#### What you will do:
Work through the data below and copy out every line where "likes" is found.

------

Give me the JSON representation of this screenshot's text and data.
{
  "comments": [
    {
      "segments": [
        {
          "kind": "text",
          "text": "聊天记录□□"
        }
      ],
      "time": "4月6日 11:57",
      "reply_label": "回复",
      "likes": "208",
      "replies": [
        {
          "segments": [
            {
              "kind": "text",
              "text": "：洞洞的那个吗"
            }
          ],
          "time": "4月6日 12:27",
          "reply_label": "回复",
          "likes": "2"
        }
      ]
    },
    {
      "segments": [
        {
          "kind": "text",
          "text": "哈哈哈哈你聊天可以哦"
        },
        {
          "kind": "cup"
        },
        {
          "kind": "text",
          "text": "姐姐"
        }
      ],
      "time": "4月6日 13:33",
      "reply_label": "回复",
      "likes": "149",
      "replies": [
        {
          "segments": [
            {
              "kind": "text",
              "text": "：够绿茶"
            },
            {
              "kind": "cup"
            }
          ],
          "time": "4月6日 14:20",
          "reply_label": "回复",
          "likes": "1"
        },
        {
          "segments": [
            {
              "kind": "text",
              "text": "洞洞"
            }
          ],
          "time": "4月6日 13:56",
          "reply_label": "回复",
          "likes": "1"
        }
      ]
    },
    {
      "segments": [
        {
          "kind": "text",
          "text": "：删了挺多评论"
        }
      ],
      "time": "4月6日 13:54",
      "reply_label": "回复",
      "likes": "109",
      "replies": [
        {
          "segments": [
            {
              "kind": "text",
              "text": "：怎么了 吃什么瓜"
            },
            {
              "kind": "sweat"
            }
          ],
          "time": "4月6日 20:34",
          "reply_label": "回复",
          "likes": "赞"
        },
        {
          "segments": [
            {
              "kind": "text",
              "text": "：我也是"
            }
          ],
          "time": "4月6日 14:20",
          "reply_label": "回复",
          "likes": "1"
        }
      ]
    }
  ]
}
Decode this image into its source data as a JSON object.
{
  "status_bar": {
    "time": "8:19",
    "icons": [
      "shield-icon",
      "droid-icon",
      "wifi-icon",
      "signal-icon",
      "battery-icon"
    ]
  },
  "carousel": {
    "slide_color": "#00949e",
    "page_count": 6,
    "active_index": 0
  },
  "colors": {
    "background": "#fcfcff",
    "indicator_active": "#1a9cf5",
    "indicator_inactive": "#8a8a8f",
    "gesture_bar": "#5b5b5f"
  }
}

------

#### Response below:
      "likes": "208",
          "likes": "2"
      "likes": "149",
          "likes": "1"
          "likes": "1"
      "likes": "109",
          "likes": "赞"
          "likes": "1"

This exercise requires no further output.